- WORK REQUIRED:
The whole listing, except its pictures, is to be repeated exactly.

Start of RECORDS SUPPLIED

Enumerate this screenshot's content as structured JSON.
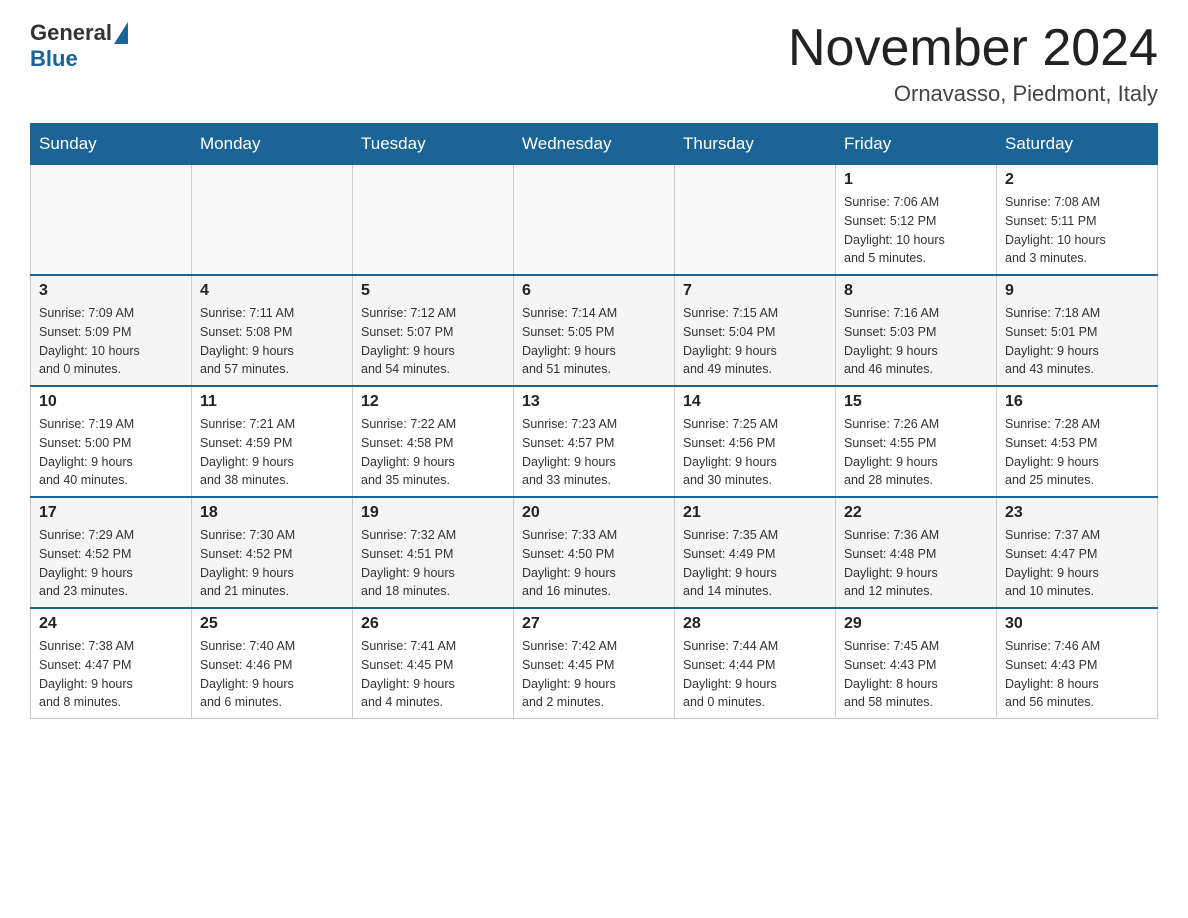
{
  "header": {
    "logo_general": "General",
    "logo_blue": "Blue",
    "month_title": "November 2024",
    "location": "Ornavasso, Piedmont, Italy"
  },
  "weekdays": [
    "Sunday",
    "Monday",
    "Tuesday",
    "Wednesday",
    "Thursday",
    "Friday",
    "Saturday"
  ],
  "weeks": [
    [
      {
        "day": "",
        "info": ""
      },
      {
        "day": "",
        "info": ""
      },
      {
        "day": "",
        "info": ""
      },
      {
        "day": "",
        "info": ""
      },
      {
        "day": "",
        "info": ""
      },
      {
        "day": "1",
        "info": "Sunrise: 7:06 AM\nSunset: 5:12 PM\nDaylight: 10 hours\nand 5 minutes."
      },
      {
        "day": "2",
        "info": "Sunrise: 7:08 AM\nSunset: 5:11 PM\nDaylight: 10 hours\nand 3 minutes."
      }
    ],
    [
      {
        "day": "3",
        "info": "Sunrise: 7:09 AM\nSunset: 5:09 PM\nDaylight: 10 hours\nand 0 minutes."
      },
      {
        "day": "4",
        "info": "Sunrise: 7:11 AM\nSunset: 5:08 PM\nDaylight: 9 hours\nand 57 minutes."
      },
      {
        "day": "5",
        "info": "Sunrise: 7:12 AM\nSunset: 5:07 PM\nDaylight: 9 hours\nand 54 minutes."
      },
      {
        "day": "6",
        "info": "Sunrise: 7:14 AM\nSunset: 5:05 PM\nDaylight: 9 hours\nand 51 minutes."
      },
      {
        "day": "7",
        "info": "Sunrise: 7:15 AM\nSunset: 5:04 PM\nDaylight: 9 hours\nand 49 minutes."
      },
      {
        "day": "8",
        "info": "Sunrise: 7:16 AM\nSunset: 5:03 PM\nDaylight: 9 hours\nand 46 minutes."
      },
      {
        "day": "9",
        "info": "Sunrise: 7:18 AM\nSunset: 5:01 PM\nDaylight: 9 hours\nand 43 minutes."
      }
    ],
    [
      {
        "day": "10",
        "info": "Sunrise: 7:19 AM\nSunset: 5:00 PM\nDaylight: 9 hours\nand 40 minutes."
      },
      {
        "day": "11",
        "info": "Sunrise: 7:21 AM\nSunset: 4:59 PM\nDaylight: 9 hours\nand 38 minutes."
      },
      {
        "day": "12",
        "info": "Sunrise: 7:22 AM\nSunset: 4:58 PM\nDaylight: 9 hours\nand 35 minutes."
      },
      {
        "day": "13",
        "info": "Sunrise: 7:23 AM\nSunset: 4:57 PM\nDaylight: 9 hours\nand 33 minutes."
      },
      {
        "day": "14",
        "info": "Sunrise: 7:25 AM\nSunset: 4:56 PM\nDaylight: 9 hours\nand 30 minutes."
      },
      {
        "day": "15",
        "info": "Sunrise: 7:26 AM\nSunset: 4:55 PM\nDaylight: 9 hours\nand 28 minutes."
      },
      {
        "day": "16",
        "info": "Sunrise: 7:28 AM\nSunset: 4:53 PM\nDaylight: 9 hours\nand 25 minutes."
      }
    ],
    [
      {
        "day": "17",
        "info": "Sunrise: 7:29 AM\nSunset: 4:52 PM\nDaylight: 9 hours\nand 23 minutes."
      },
      {
        "day": "18",
        "info": "Sunrise: 7:30 AM\nSunset: 4:52 PM\nDaylight: 9 hours\nand 21 minutes."
      },
      {
        "day": "19",
        "info": "Sunrise: 7:32 AM\nSunset: 4:51 PM\nDaylight: 9 hours\nand 18 minutes."
      },
      {
        "day": "20",
        "info": "Sunrise: 7:33 AM\nSunset: 4:50 PM\nDaylight: 9 hours\nand 16 minutes."
      },
      {
        "day": "21",
        "info": "Sunrise: 7:35 AM\nSunset: 4:49 PM\nDaylight: 9 hours\nand 14 minutes."
      },
      {
        "day": "22",
        "info": "Sunrise: 7:36 AM\nSunset: 4:48 PM\nDaylight: 9 hours\nand 12 minutes."
      },
      {
        "day": "23",
        "info": "Sunrise: 7:37 AM\nSunset: 4:47 PM\nDaylight: 9 hours\nand 10 minutes."
      }
    ],
    [
      {
        "day": "24",
        "info": "Sunrise: 7:38 AM\nSunset: 4:47 PM\nDaylight: 9 hours\nand 8 minutes."
      },
      {
        "day": "25",
        "info": "Sunrise: 7:40 AM\nSunset: 4:46 PM\nDaylight: 9 hours\nand 6 minutes."
      },
      {
        "day": "26",
        "info": "Sunrise: 7:41 AM\nSunset: 4:45 PM\nDaylight: 9 hours\nand 4 minutes."
      },
      {
        "day": "27",
        "info": "Sunrise: 7:42 AM\nSunset: 4:45 PM\nDaylight: 9 hours\nand 2 minutes."
      },
      {
        "day": "28",
        "info": "Sunrise: 7:44 AM\nSunset: 4:44 PM\nDaylight: 9 hours\nand 0 minutes."
      },
      {
        "day": "29",
        "info": "Sunrise: 7:45 AM\nSunset: 4:43 PM\nDaylight: 8 hours\nand 58 minutes."
      },
      {
        "day": "30",
        "info": "Sunrise: 7:46 AM\nSunset: 4:43 PM\nDaylight: 8 hours\nand 56 minutes."
      }
    ]
  ]
}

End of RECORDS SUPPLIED

- THE ANSWER:
Enumerate this screenshot's content as structured JSON.
{
  "header": {
    "logo_general": "General",
    "logo_blue": "Blue",
    "month_title": "November 2024",
    "location": "Ornavasso, Piedmont, Italy"
  },
  "weekdays": [
    "Sunday",
    "Monday",
    "Tuesday",
    "Wednesday",
    "Thursday",
    "Friday",
    "Saturday"
  ],
  "weeks": [
    [
      {
        "day": "",
        "info": ""
      },
      {
        "day": "",
        "info": ""
      },
      {
        "day": "",
        "info": ""
      },
      {
        "day": "",
        "info": ""
      },
      {
        "day": "",
        "info": ""
      },
      {
        "day": "1",
        "info": "Sunrise: 7:06 AM\nSunset: 5:12 PM\nDaylight: 10 hours\nand 5 minutes."
      },
      {
        "day": "2",
        "info": "Sunrise: 7:08 AM\nSunset: 5:11 PM\nDaylight: 10 hours\nand 3 minutes."
      }
    ],
    [
      {
        "day": "3",
        "info": "Sunrise: 7:09 AM\nSunset: 5:09 PM\nDaylight: 10 hours\nand 0 minutes."
      },
      {
        "day": "4",
        "info": "Sunrise: 7:11 AM\nSunset: 5:08 PM\nDaylight: 9 hours\nand 57 minutes."
      },
      {
        "day": "5",
        "info": "Sunrise: 7:12 AM\nSunset: 5:07 PM\nDaylight: 9 hours\nand 54 minutes."
      },
      {
        "day": "6",
        "info": "Sunrise: 7:14 AM\nSunset: 5:05 PM\nDaylight: 9 hours\nand 51 minutes."
      },
      {
        "day": "7",
        "info": "Sunrise: 7:15 AM\nSunset: 5:04 PM\nDaylight: 9 hours\nand 49 minutes."
      },
      {
        "day": "8",
        "info": "Sunrise: 7:16 AM\nSunset: 5:03 PM\nDaylight: 9 hours\nand 46 minutes."
      },
      {
        "day": "9",
        "info": "Sunrise: 7:18 AM\nSunset: 5:01 PM\nDaylight: 9 hours\nand 43 minutes."
      }
    ],
    [
      {
        "day": "10",
        "info": "Sunrise: 7:19 AM\nSunset: 5:00 PM\nDaylight: 9 hours\nand 40 minutes."
      },
      {
        "day": "11",
        "info": "Sunrise: 7:21 AM\nSunset: 4:59 PM\nDaylight: 9 hours\nand 38 minutes."
      },
      {
        "day": "12",
        "info": "Sunrise: 7:22 AM\nSunset: 4:58 PM\nDaylight: 9 hours\nand 35 minutes."
      },
      {
        "day": "13",
        "info": "Sunrise: 7:23 AM\nSunset: 4:57 PM\nDaylight: 9 hours\nand 33 minutes."
      },
      {
        "day": "14",
        "info": "Sunrise: 7:25 AM\nSunset: 4:56 PM\nDaylight: 9 hours\nand 30 minutes."
      },
      {
        "day": "15",
        "info": "Sunrise: 7:26 AM\nSunset: 4:55 PM\nDaylight: 9 hours\nand 28 minutes."
      },
      {
        "day": "16",
        "info": "Sunrise: 7:28 AM\nSunset: 4:53 PM\nDaylight: 9 hours\nand 25 minutes."
      }
    ],
    [
      {
        "day": "17",
        "info": "Sunrise: 7:29 AM\nSunset: 4:52 PM\nDaylight: 9 hours\nand 23 minutes."
      },
      {
        "day": "18",
        "info": "Sunrise: 7:30 AM\nSunset: 4:52 PM\nDaylight: 9 hours\nand 21 minutes."
      },
      {
        "day": "19",
        "info": "Sunrise: 7:32 AM\nSunset: 4:51 PM\nDaylight: 9 hours\nand 18 minutes."
      },
      {
        "day": "20",
        "info": "Sunrise: 7:33 AM\nSunset: 4:50 PM\nDaylight: 9 hours\nand 16 minutes."
      },
      {
        "day": "21",
        "info": "Sunrise: 7:35 AM\nSunset: 4:49 PM\nDaylight: 9 hours\nand 14 minutes."
      },
      {
        "day": "22",
        "info": "Sunrise: 7:36 AM\nSunset: 4:48 PM\nDaylight: 9 hours\nand 12 minutes."
      },
      {
        "day": "23",
        "info": "Sunrise: 7:37 AM\nSunset: 4:47 PM\nDaylight: 9 hours\nand 10 minutes."
      }
    ],
    [
      {
        "day": "24",
        "info": "Sunrise: 7:38 AM\nSunset: 4:47 PM\nDaylight: 9 hours\nand 8 minutes."
      },
      {
        "day": "25",
        "info": "Sunrise: 7:40 AM\nSunset: 4:46 PM\nDaylight: 9 hours\nand 6 minutes."
      },
      {
        "day": "26",
        "info": "Sunrise: 7:41 AM\nSunset: 4:45 PM\nDaylight: 9 hours\nand 4 minutes."
      },
      {
        "day": "27",
        "info": "Sunrise: 7:42 AM\nSunset: 4:45 PM\nDaylight: 9 hours\nand 2 minutes."
      },
      {
        "day": "28",
        "info": "Sunrise: 7:44 AM\nSunset: 4:44 PM\nDaylight: 9 hours\nand 0 minutes."
      },
      {
        "day": "29",
        "info": "Sunrise: 7:45 AM\nSunset: 4:43 PM\nDaylight: 8 hours\nand 58 minutes."
      },
      {
        "day": "30",
        "info": "Sunrise: 7:46 AM\nSunset: 4:43 PM\nDaylight: 8 hours\nand 56 minutes."
      }
    ]
  ]
}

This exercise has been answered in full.